> [WORK REQUIRED] Your response should contain each line of the data that includes "name".

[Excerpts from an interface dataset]

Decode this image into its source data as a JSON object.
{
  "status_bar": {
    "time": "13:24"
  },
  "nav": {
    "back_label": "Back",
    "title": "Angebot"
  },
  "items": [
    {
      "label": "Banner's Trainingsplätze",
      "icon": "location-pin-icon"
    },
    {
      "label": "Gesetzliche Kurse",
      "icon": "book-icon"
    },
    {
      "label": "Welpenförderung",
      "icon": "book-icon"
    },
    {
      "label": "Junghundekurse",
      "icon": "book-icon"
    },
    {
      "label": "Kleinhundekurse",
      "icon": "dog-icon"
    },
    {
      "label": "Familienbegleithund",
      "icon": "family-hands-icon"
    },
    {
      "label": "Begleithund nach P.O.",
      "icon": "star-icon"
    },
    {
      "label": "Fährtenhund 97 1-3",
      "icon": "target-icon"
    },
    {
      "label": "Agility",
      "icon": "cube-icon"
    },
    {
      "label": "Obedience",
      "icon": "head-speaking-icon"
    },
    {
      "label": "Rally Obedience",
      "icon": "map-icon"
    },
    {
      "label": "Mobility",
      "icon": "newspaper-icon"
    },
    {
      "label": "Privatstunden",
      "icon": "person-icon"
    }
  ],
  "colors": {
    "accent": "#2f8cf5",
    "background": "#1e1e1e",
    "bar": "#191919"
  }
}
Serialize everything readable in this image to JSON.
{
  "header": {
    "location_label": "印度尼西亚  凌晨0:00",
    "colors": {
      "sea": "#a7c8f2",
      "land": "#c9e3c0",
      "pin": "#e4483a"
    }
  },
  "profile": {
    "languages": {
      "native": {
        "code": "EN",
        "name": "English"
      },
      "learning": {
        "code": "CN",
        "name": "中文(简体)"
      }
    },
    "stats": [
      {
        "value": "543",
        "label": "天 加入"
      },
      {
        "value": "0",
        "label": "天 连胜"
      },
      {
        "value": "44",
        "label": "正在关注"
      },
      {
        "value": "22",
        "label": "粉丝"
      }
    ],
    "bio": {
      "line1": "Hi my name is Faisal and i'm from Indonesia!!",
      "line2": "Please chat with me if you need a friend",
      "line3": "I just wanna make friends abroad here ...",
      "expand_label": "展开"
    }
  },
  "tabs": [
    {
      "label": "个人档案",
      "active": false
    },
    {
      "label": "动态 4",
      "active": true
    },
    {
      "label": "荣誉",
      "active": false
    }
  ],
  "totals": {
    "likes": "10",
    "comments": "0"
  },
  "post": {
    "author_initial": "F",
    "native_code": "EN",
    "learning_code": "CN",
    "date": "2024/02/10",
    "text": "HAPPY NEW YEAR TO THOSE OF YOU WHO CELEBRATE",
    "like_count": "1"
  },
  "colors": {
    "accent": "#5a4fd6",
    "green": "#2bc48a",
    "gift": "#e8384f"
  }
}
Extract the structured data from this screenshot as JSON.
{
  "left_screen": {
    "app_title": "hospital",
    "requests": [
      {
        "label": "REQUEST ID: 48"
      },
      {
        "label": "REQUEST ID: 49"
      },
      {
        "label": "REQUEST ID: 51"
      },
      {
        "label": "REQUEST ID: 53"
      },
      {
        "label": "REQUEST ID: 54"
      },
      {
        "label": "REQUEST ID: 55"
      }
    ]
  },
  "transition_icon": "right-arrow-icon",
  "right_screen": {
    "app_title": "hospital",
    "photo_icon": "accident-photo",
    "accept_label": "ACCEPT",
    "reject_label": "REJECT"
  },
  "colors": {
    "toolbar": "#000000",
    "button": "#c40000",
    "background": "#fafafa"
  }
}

> [RESPONSE TO THIS TASK]
        "name": "English"
        "name": "中文(简体)"
      "line1": "Hi my name is Faisal and i'm from Indonesia!!",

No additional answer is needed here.